Bonk's Adventure was first released for the TurboGrafx-16 in 1990 by Red Company and Atlus, and was later ported to things like the NES and even arcades. The concept of the game is simple, and similar to Mario games; you play as Bonk, a small, shiningly bald boy with an invincible forehead on a quest to rescue Princess Za from King Drool (yeah, this doesn't sound like a Mario game). Along the way, you fight enemies by body slamming them forehead-down or by bonking them from the side, and you can get carrots and hearts to refill health, as well as different sizes of meat, which can give Bonk...constipation, I guess...and make him take less damage.
I do believe that as classic games go, this would be the weirdest one I've ever played. The concept is weird, yeah, but also the enemies, and the settings. Early on, they have you swimming through a dinosaur's stomach, and then fighting a boss that turns out to be a normal lady dinosaur, who, after looking around the dinosaur's intestine, simply leaves. Right...
Anyway, as far as likes and dislikes of this game go, the biggest thing I dislike about the game is the music. I mean, these were reasonably actiony places, in prehistoric times. These tunes sounded like they were from Kirby's Dream Land 3, except somehow less well done.I just think that for the great graphics (ahem, sorry, Grafx...), they could have put more effort into music composition; it would have made the game itself more fun to play.
The simplicity of the gameplay itself makes it pretty darn difficult to have problems with it...I mean, it was all pretty straightforward. You press one button to bonk or spin in the air, and the other to jump. Simple, right?
Sort of. If you play it online in the same way I did (what, I wouldn't get this for the Virtual Console right away. Would you? Come on!), the controls could get pretty sticky because you use keys as buttons. The fact that buttons stand out more on actual controllers may make the game easier, it's true, but considering the kinds of hardwired problems with playing games that were important back then, I can imagine that the button mashing you have to do to flip around through the air is kind of unavoidable.
Plus, I would sometimes have problems attacking with Bonk. Now don't get me wrong, I like simple controls a lot. The issue is that the game is designed around this particular moveset of jumping, slamming, flipping around, and so on, and so forth to the point where you can't play the game unless you go about the awkward task of using two buttons in the ways they want you to, and that can get frustrating if you're not built for that kind of unconventional game.

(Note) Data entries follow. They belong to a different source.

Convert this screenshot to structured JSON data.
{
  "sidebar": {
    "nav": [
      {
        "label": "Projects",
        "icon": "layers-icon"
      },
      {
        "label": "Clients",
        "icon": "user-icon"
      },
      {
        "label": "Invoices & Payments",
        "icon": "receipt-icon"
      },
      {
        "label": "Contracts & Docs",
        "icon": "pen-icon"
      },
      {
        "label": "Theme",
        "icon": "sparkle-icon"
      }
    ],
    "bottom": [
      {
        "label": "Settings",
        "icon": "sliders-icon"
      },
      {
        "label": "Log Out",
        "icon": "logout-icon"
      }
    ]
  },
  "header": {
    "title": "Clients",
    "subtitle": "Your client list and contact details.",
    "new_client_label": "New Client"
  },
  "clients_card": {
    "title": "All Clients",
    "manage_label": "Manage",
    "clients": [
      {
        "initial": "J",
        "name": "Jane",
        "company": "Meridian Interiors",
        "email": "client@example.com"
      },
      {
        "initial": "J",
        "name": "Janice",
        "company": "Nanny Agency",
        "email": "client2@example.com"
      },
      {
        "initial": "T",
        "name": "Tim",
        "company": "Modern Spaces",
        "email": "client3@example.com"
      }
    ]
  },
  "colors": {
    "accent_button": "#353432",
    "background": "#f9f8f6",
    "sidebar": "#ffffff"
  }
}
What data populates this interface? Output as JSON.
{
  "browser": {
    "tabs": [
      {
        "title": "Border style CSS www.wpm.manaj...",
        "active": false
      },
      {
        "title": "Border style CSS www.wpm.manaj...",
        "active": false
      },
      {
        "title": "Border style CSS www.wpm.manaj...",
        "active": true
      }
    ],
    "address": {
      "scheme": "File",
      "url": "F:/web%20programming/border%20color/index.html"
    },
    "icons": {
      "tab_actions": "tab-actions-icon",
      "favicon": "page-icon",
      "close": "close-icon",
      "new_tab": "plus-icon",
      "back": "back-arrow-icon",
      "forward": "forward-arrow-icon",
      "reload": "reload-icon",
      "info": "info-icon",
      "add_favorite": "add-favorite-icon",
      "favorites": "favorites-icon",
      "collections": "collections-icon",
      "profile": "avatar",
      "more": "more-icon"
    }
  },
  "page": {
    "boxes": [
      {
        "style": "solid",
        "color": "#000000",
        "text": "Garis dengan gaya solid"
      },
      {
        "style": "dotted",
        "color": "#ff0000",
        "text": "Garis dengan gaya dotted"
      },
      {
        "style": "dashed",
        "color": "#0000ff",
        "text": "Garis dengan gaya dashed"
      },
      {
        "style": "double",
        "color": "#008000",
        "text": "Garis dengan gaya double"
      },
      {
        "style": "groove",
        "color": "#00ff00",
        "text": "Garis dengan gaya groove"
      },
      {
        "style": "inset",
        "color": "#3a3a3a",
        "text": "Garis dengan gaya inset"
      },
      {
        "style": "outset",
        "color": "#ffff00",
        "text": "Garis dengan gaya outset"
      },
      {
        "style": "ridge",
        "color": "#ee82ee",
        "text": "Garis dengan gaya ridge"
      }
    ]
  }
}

But don't get me wrong, I do understand why this is so popular on the Virtual Console these days. There are a lot of likeable and just plain great aspects about this game. For example, even though controlling Bonk could sometimes feel like a chore, I love the fact that he can turn into a powerhouse by eating meat and can use his fierce teeth to climb walls! That added a new dimension to platformers in much the same way Kirby did, and I like that kind of boldness; it can lead to great gaming.
Plus, the graphics on this game are just as stunning as in Kirby. I can see why they call it the TurboGrafx, this game (which is really the poster child for the entire console) are spectacular! Excellent character design, reasonably well-coordinated movements. If all games of this period had such graphics, it would have been a great influence on the future titles.
So, the final verdict on this game. The music is not very good, and the air of the game is really strange (plus, the music doesn't fit the setting). Still, the graphics and gameplay features make up for those to a certain extent, but the question is how much? You should play Bonk's Adventure online first with a good connection and decide for yourself. If you have an easy time with the controls and just the playing as a whole, go ahead and get it for the VC! If you decide it's not your type of game, though, don't feel bad about it. This isn't much of a staple of video game history, not to the point where you're obliged to get it.